How does Christ animate budget and personnel decisions that will become necessary in the coming storm?
Cut Budgets with Transparent Honesty
During this time, educational leaders need to communicate honestly and frequently with faculty, staff, and students. We can think of three Christian institutions recently (here, here, and here) in which the faculty and staff were either totally blind-sided by the financial health of the institution or faced severe repercussions due to it. In another case not listed, the president was admired by all for his scholarly work, but his lack of financial candor has left a tragic and mixed legacy. In contrast, we can fortunately point to Baylor’s institutional leadership in these months as a model. Our president has communicated frequently and honestly about the financial difficulties—including the prospect of layoffs—facing the university as a result of COVID-19.
The tendency of Christian organizations towards “nice-ness” will not serve us well now. It may seem “nice” to shield employees from dire circumstances, but it is not ultimately the most loving mode of operation. Instead, leaders should seek to be loving truth-tellers, sharing what they can as soon as they can. This gives employees time to adjust their expectations, start making alternative plans, and think creatively about possible solutions.
Re-Focus on Mission
Budget cutting can provide a unique opportunity to return our focus to our core mission. What are we doing that is not central—or even distracts from—our mission of Christ-animated learning? When we recall that medieval Christian universities grew out of monasteries, we recognize that we have added much to the Christian educational experience beyond its original simplicity. Indeed, there are models of simple Christian institutions from which we can learn.
Even though surviving institutions will ideally maintain their unique contributions, we could all use a big dose of simplicity. We also need innovation and institutional diversity—residential liberal arts models are effective, but they are not the only means by which to cultivate the minds and shape the affections of college students.
Faithfully Fight to Stay Alive, But Don’t Lose Faith to Live
Churches should help quality institutions faithfully fight to stay alive during these times. But we must also remember that, unlike the church, God has made no promises that Christian colleges will survive until Christ’s return. In a fallen world, few of our creations last for long. The Oxfords and Cambridges that exist for 800 years are the exception, not the norm.

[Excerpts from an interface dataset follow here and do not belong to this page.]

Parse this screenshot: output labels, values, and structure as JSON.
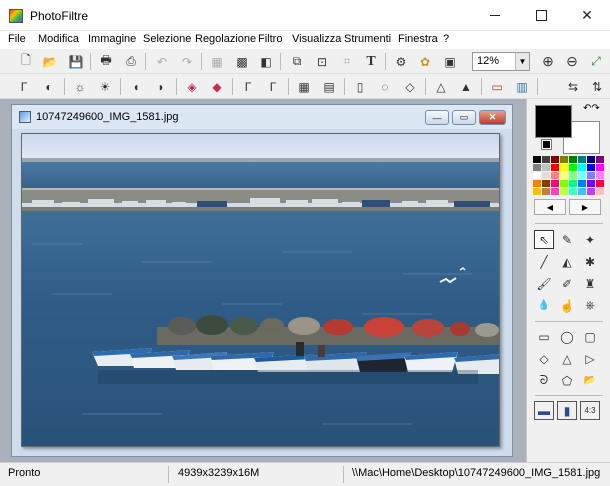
{
  "window": {
    "title": "PhotoFiltre",
    "minimize": "",
    "maximize": "",
    "close": "✕"
  },
  "menu": [
    "File",
    "Modifica",
    "Immagine",
    "Selezione",
    "Regolazione",
    "Filtro",
    "Visualizza",
    "Strumenti",
    "Finestra",
    "?"
  ],
  "toolbar1": {
    "tools": [
      {
        "name": "new-file-icon",
        "glyph": "🗋"
      },
      {
        "name": "open-folder-icon",
        "glyph": "📂"
      },
      {
        "name": "save-icon",
        "glyph": "💾"
      },
      {
        "name": "print-icon",
        "glyph": "🖶"
      },
      {
        "name": "scan-icon",
        "glyph": "⎙"
      },
      {
        "name": "undo-icon",
        "glyph": "↶"
      },
      {
        "name": "redo-icon",
        "glyph": "↷"
      },
      {
        "name": "grayscale-icon",
        "glyph": "▦"
      },
      {
        "name": "colors-icon",
        "glyph": "▩"
      },
      {
        "name": "transparency-icon",
        "glyph": "◧"
      },
      {
        "name": "image-size-icon",
        "glyph": "⧉"
      },
      {
        "name": "canvas-size-icon",
        "glyph": "⊡"
      },
      {
        "name": "crop-icon",
        "glyph": "⌗"
      },
      {
        "name": "text-icon",
        "glyph": "T"
      },
      {
        "name": "batch-icon",
        "glyph": "⚙"
      },
      {
        "name": "plugin-icon",
        "glyph": "✿"
      },
      {
        "name": "fullscreen-icon",
        "glyph": "▣"
      }
    ],
    "zoom_value": "12%",
    "zoom_arrow": "▼",
    "zoom_in": "⊕",
    "zoom_out": "⊖",
    "fit_window": "⤢"
  },
  "toolbar2": {
    "tools": [
      {
        "name": "auto-levels-icon",
        "glyph": "Γ"
      },
      {
        "name": "auto-contrast-icon",
        "glyph": "◐"
      },
      {
        "name": "brightness-minus-icon",
        "glyph": "☼"
      },
      {
        "name": "brightness-plus-icon",
        "glyph": "☀"
      },
      {
        "name": "contrast-minus-icon",
        "glyph": "◖"
      },
      {
        "name": "contrast-plus-icon",
        "glyph": "◗"
      },
      {
        "name": "saturation-minus-icon",
        "glyph": "◈"
      },
      {
        "name": "saturation-plus-icon",
        "glyph": "◆"
      },
      {
        "name": "gamma-minus-icon",
        "glyph": "Γ"
      },
      {
        "name": "gamma-plus-icon",
        "glyph": "Γ"
      },
      {
        "name": "mosaic-icon",
        "glyph": "▦"
      },
      {
        "name": "emboss-icon",
        "glyph": "▤"
      },
      {
        "name": "blur-icon",
        "glyph": "▯"
      },
      {
        "name": "soften-icon",
        "glyph": "◌"
      },
      {
        "name": "sharpen-icon",
        "glyph": "◇"
      },
      {
        "name": "sharpen-more-icon",
        "glyph": "△"
      },
      {
        "name": "filter-triangle-icon",
        "glyph": "▲"
      },
      {
        "name": "gradient-icon",
        "glyph": "▭"
      },
      {
        "name": "texture-icon",
        "glyph": "▥"
      },
      {
        "name": "flip-horizontal-icon",
        "glyph": "⇆"
      },
      {
        "name": "flip-vertical-icon",
        "glyph": "⇅"
      }
    ]
  },
  "document": {
    "title": "10747249600_IMG_1581.jpg",
    "minimize": "—",
    "maximize": "▭",
    "close": "✕"
  },
  "palette": {
    "colors": [
      "#000000",
      "#404040",
      "#800000",
      "#808000",
      "#008000",
      "#008080",
      "#000080",
      "#800080",
      "#808080",
      "#c0c0c0",
      "#ff0000",
      "#ffff00",
      "#00ff00",
      "#00ffff",
      "#0000ff",
      "#ff00ff",
      "#ffffff",
      "#e0e0e0",
      "#ff8080",
      "#ffff80",
      "#80ff80",
      "#80ffff",
      "#8080ff",
      "#ff80ff",
      "#ff8000",
      "#804000",
      "#ff0080",
      "#80ff00",
      "#00ff80",
      "#0080ff",
      "#8000ff",
      "#ff0040",
      "#ffc000",
      "#c08040",
      "#ff40c0",
      "#c0ff40",
      "#40ffc0",
      "#40c0ff",
      "#c040ff",
      "#ffc0c0"
    ],
    "left": "◀",
    "right": "▶",
    "swap": "↶↷"
  },
  "tools": [
    {
      "name": "selection-arrow-icon",
      "glyph": "⇖"
    },
    {
      "name": "eyedropper-icon",
      "glyph": "✎"
    },
    {
      "name": "magic-wand-icon",
      "glyph": "✦"
    },
    {
      "name": "line-icon",
      "glyph": "╱"
    },
    {
      "name": "fill-bucket-icon",
      "glyph": "◭"
    },
    {
      "name": "spray-icon",
      "glyph": "✱"
    },
    {
      "name": "brush-icon",
      "glyph": "🖌"
    },
    {
      "name": "advanced-brush-icon",
      "glyph": "✐"
    },
    {
      "name": "stamp-icon",
      "glyph": "♜"
    },
    {
      "name": "blur-drop-icon",
      "glyph": "💧"
    },
    {
      "name": "smudge-icon",
      "glyph": "☝"
    },
    {
      "name": "clone-icon",
      "glyph": "⎈"
    },
    {
      "name": "rect-select-icon",
      "glyph": "▭"
    },
    {
      "name": "ellipse-select-icon",
      "glyph": "◯"
    },
    {
      "name": "rounded-rect-select-icon",
      "glyph": "▢"
    },
    {
      "name": "diamond-select-icon",
      "glyph": "◇"
    },
    {
      "name": "triangle-select-icon",
      "glyph": "△"
    },
    {
      "name": "play-select-icon",
      "glyph": "▷"
    },
    {
      "name": "lasso-icon",
      "glyph": "ᘐ"
    },
    {
      "name": "polygon-icon",
      "glyph": "⬠"
    },
    {
      "name": "open-selection-icon",
      "glyph": "📂"
    },
    {
      "name": "selection-horizontal-icon",
      "glyph": "▬"
    },
    {
      "name": "selection-vertical-icon",
      "glyph": "▮"
    },
    {
      "name": "aspect-ratio-label",
      "glyph": "4:3"
    }
  ],
  "status": {
    "state": "Pronto",
    "dimensions": "4939x3239x16M",
    "path": "\\\\Mac\\Home\\Desktop\\10747249600_IMG_1581.jpg"
  }
}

Thus, sometimes fighting the good fight means letting go of some faculty and staff, or even shutting the doors. When it comes to layoffs or institutional closures (and those will happen), we should mourn, honor, and remember that which is lost. Some faculty and staff will have lost employment at schools to which they gave their hearts and minds. If they have to leave school, students will have lost a community of intellectual and spiritual cultivation. In the case of closure or a significant reduction in size, alumni will have lost an institution to which they have given their love, their time, and their money.
Through COVID-19, God has called all of us to a time of stewardship, suffering, and mourning. May we not give in to the temptation to compromise Christian convictions in order to preserve what we had before, as individuals or as institutions.
Fortunately, Christians have proven creative in building colleges and universities throughout the world. Christians will always be in the education business, as we seek to love God with all of our minds. Being faithful to that calling may look very different in the post-coronavirus landscape of Christian higher education.